◆ What the task requires ◆
Each record must be printed again exactly as given.

(Collected data entries)
—————

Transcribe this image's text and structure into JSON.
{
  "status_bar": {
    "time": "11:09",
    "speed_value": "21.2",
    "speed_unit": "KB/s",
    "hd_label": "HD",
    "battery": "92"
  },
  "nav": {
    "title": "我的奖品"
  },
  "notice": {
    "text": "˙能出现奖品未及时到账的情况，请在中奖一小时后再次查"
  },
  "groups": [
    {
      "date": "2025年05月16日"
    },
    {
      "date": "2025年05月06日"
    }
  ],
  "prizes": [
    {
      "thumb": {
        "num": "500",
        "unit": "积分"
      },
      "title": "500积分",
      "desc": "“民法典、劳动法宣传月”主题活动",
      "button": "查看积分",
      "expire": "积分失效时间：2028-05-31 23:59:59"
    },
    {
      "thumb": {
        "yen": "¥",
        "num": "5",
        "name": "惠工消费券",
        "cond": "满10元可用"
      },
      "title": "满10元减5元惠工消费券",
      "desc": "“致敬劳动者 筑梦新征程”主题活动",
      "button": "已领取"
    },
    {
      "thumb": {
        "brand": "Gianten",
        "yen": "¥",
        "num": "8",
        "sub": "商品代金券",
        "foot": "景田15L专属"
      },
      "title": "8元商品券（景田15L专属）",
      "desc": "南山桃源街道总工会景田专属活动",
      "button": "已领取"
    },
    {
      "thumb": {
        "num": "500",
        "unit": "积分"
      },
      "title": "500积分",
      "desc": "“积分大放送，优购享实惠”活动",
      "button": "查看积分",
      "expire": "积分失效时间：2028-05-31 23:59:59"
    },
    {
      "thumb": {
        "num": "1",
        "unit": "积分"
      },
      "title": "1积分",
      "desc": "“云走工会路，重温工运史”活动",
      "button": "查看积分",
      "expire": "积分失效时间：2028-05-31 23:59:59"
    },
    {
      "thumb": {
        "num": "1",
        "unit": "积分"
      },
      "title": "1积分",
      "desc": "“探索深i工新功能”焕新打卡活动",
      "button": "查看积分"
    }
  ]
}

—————

◆ Exercise answer ◆
Transcribe this image's text and structure into JSON.
{
  "status_bar": {
    "time": "11:09",
    "speed_value": "21.2",
    "speed_unit": "KB/s",
    "hd_label": "HD",
    "battery": "92"
  },
  "nav": {
    "title": "我的奖品"
  },
  "notice": {
    "text": "˙能出现奖品未及时到账的情况，请在中奖一小时后再次查"
  },
  "groups": [
    {
      "date": "2025年05月16日"
    },
    {
      "date": "2025年05月06日"
    }
  ],
  "prizes": [
    {
      "thumb": {
        "num": "500",
        "unit": "积分"
      },
      "title": "500积分",
      "desc": "“民法典、劳动法宣传月”主题活动",
      "button": "查看积分",
      "expire": "积分失效时间：2028-05-31 23:59:59"
    },
    {
      "thumb": {
        "yen": "¥",
        "num": "5",
        "name": "惠工消费券",
        "cond": "满10元可用"
      },
      "title": "满10元减5元惠工消费券",
      "desc": "“致敬劳动者 筑梦新征程”主题活动",
      "button": "已领取"
    },
    {
      "thumb": {
        "brand": "Gianten",
        "yen": "¥",
        "num": "8",
        "sub": "商品代金券",
        "foot": "景田15L专属"
      },
      "title": "8元商品券（景田15L专属）",
      "desc": "南山桃源街道总工会景田专属活动",
      "button": "已领取"
    },
    {
      "thumb": {
        "num": "500",
        "unit": "积分"
      },
      "title": "500积分",
      "desc": "“积分大放送，优购享实惠”活动",
      "button": "查看积分",
      "expire": "积分失效时间：2028-05-31 23:59:59"
    },
    {
      "thumb": {
        "num": "1",
        "unit": "积分"
      },
      "title": "1积分",
      "desc": "“云走工会路，重温工运史”活动",
      "button": "查看积分",
      "expire": "积分失效时间：2028-05-31 23:59:59"
    },
    {
      "thumb": {
        "num": "1",
        "unit": "积分"
      },
      "title": "1积分",
      "desc": "“探索深i工新功能”焕新打卡活动",
      "button": "查看积分"
    }
  ]
}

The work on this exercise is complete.